WORK ITEM =>
The word to look for is "Patents". Report every line of the entries below that has it.

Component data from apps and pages
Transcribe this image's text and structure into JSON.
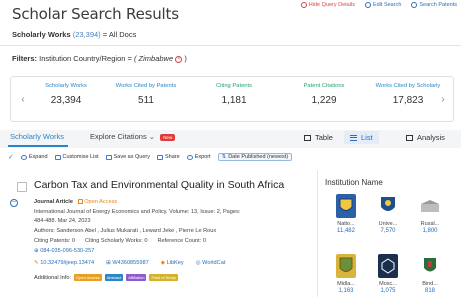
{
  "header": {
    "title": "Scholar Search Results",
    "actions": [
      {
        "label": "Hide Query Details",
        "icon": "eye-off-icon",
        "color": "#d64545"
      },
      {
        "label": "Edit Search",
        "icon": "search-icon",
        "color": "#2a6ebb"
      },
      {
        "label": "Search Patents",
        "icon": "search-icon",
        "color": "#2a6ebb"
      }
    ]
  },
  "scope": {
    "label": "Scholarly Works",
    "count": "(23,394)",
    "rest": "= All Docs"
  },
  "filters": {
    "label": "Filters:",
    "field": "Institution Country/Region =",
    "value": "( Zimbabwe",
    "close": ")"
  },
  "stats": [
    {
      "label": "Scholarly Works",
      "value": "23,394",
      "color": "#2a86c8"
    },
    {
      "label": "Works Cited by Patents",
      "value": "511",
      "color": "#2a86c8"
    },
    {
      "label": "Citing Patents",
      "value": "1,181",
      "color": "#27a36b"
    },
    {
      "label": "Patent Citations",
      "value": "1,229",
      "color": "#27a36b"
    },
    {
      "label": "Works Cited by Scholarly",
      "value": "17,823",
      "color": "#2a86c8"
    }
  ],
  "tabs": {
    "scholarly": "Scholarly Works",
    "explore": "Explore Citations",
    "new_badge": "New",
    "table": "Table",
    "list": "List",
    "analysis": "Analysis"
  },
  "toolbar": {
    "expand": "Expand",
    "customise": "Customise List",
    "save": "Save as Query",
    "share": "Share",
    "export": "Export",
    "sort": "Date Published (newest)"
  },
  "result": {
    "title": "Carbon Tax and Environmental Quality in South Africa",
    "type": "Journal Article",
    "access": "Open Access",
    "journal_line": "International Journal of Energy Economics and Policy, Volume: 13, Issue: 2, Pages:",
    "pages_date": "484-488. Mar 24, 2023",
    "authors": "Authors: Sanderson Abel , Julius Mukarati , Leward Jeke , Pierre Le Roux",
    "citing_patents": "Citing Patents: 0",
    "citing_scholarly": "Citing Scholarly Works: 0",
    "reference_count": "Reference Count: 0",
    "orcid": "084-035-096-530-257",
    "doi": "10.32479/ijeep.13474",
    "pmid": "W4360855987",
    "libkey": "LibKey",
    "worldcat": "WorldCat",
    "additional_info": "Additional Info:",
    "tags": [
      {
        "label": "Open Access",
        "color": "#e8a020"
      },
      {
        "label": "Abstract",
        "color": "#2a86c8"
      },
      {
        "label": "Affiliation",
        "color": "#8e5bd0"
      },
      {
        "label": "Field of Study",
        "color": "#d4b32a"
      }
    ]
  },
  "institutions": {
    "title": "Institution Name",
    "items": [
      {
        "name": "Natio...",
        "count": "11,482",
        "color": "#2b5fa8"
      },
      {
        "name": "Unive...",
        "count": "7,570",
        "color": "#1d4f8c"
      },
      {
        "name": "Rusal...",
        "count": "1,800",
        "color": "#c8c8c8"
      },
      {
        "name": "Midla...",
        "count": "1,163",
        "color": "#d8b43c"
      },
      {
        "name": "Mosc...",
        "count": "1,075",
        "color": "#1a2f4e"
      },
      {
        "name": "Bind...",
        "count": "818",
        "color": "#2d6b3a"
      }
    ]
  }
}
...
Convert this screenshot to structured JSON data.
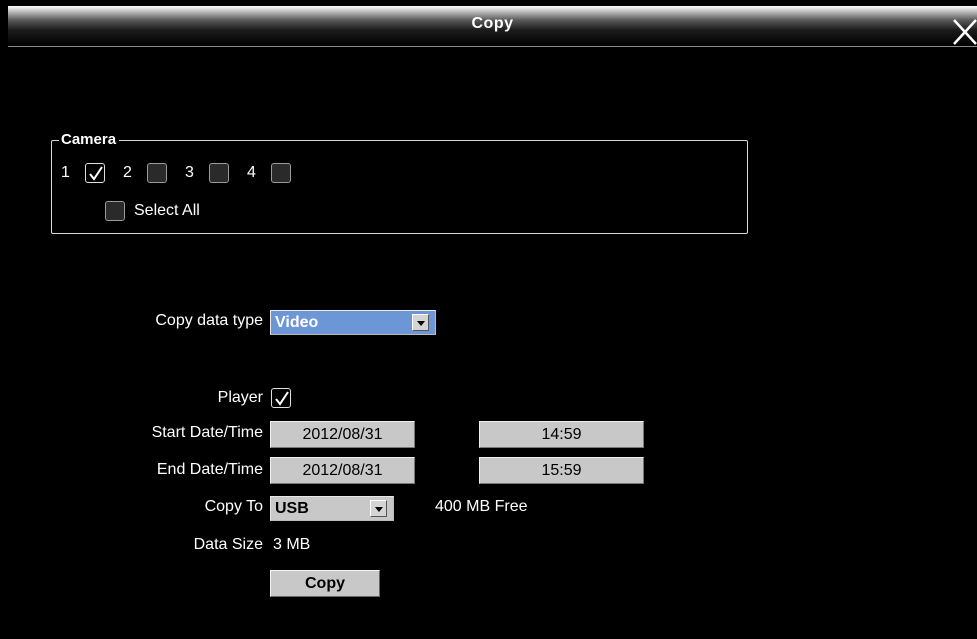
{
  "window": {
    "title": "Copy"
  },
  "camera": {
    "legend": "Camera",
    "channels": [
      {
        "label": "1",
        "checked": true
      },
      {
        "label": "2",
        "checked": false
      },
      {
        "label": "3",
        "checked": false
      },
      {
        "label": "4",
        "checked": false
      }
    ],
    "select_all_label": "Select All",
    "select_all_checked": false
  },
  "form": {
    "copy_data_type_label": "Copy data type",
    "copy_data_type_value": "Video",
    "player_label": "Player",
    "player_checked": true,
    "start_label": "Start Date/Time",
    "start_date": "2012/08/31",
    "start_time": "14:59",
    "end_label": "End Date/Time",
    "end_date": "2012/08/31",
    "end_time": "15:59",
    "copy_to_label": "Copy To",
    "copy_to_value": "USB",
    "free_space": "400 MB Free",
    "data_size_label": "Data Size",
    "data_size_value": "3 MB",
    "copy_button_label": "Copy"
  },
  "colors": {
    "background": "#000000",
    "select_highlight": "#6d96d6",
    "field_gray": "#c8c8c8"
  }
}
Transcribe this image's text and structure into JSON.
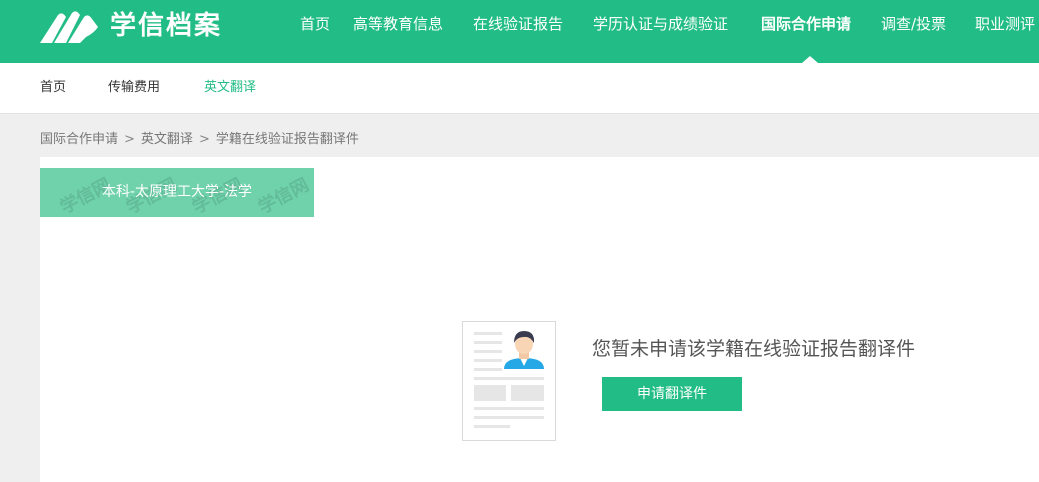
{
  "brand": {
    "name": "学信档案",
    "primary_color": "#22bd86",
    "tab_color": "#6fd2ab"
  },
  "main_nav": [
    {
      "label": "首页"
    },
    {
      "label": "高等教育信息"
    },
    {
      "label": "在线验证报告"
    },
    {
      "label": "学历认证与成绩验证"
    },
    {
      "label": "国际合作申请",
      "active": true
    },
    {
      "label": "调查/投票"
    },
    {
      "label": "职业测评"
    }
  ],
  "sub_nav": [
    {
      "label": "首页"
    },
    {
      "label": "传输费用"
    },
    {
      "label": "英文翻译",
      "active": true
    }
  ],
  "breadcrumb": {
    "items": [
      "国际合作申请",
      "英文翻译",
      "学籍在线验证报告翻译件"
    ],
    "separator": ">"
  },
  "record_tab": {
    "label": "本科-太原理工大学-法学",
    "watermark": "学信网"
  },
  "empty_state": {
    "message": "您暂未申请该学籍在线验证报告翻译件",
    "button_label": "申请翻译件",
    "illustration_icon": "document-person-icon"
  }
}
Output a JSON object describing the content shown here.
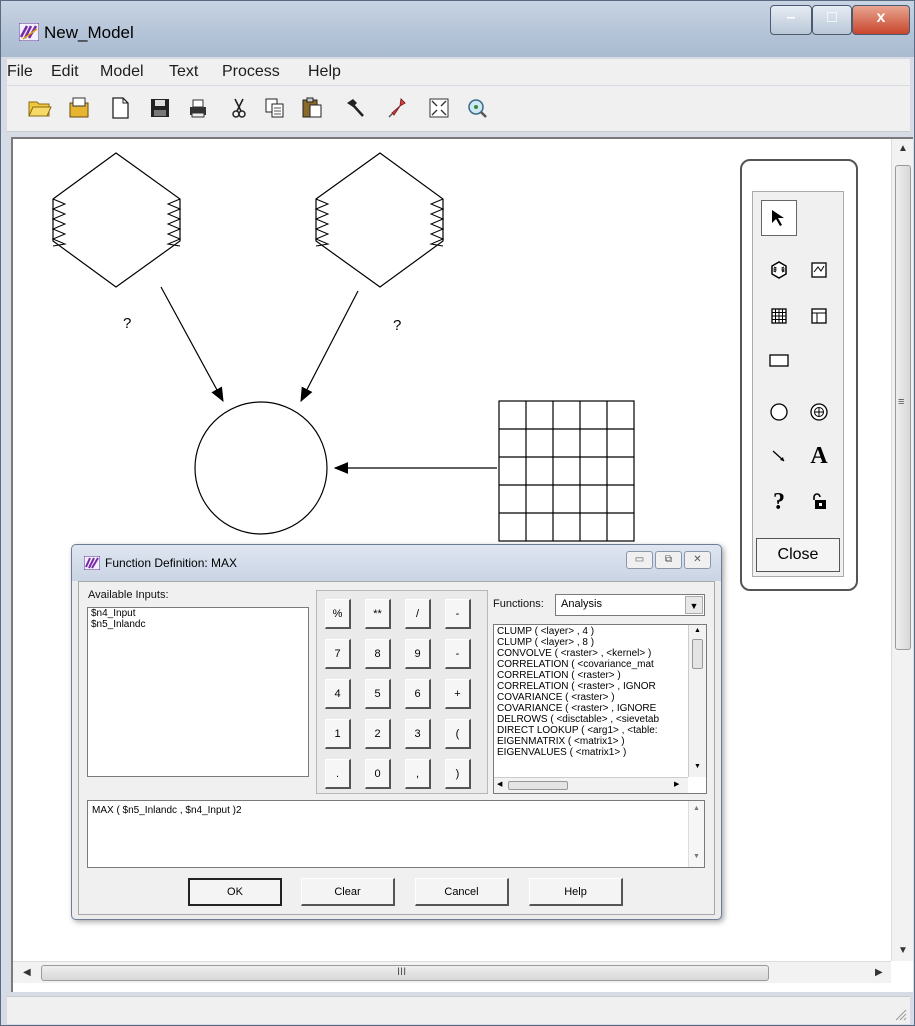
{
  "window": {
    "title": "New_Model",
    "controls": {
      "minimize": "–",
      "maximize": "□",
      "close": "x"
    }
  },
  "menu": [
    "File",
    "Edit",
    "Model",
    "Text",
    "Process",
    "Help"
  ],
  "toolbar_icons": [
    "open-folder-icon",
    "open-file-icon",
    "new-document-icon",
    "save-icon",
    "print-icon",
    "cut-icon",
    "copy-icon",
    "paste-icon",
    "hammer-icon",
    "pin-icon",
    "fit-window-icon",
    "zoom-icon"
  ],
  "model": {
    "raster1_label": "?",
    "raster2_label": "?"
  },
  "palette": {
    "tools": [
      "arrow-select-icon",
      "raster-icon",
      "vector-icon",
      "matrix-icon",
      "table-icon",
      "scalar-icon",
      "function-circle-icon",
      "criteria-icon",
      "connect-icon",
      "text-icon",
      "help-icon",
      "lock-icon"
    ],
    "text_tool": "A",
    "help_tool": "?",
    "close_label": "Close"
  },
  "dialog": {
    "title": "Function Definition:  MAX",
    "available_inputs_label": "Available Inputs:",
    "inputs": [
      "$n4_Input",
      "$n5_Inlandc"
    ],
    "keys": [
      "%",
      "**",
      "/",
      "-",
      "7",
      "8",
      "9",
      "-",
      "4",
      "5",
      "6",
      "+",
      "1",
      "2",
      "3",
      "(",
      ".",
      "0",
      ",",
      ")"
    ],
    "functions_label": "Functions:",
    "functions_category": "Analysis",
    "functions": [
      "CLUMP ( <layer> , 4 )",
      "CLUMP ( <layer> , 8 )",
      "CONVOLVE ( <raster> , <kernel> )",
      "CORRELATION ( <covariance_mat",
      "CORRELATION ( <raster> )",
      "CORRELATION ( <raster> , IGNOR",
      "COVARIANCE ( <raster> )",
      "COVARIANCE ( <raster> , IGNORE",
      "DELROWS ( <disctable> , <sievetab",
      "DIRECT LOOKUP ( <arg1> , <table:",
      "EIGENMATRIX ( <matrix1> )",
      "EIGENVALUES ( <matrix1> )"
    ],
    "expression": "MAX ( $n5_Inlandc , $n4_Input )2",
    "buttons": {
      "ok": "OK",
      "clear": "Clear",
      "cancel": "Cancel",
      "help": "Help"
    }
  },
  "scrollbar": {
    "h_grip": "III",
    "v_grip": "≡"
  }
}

RESULT =>
        "label": "Search Patents",
      "label": "Works Cited by Patents",
      "label": "Citing Patents",
    "citing_patents": "Citing Patents: 0",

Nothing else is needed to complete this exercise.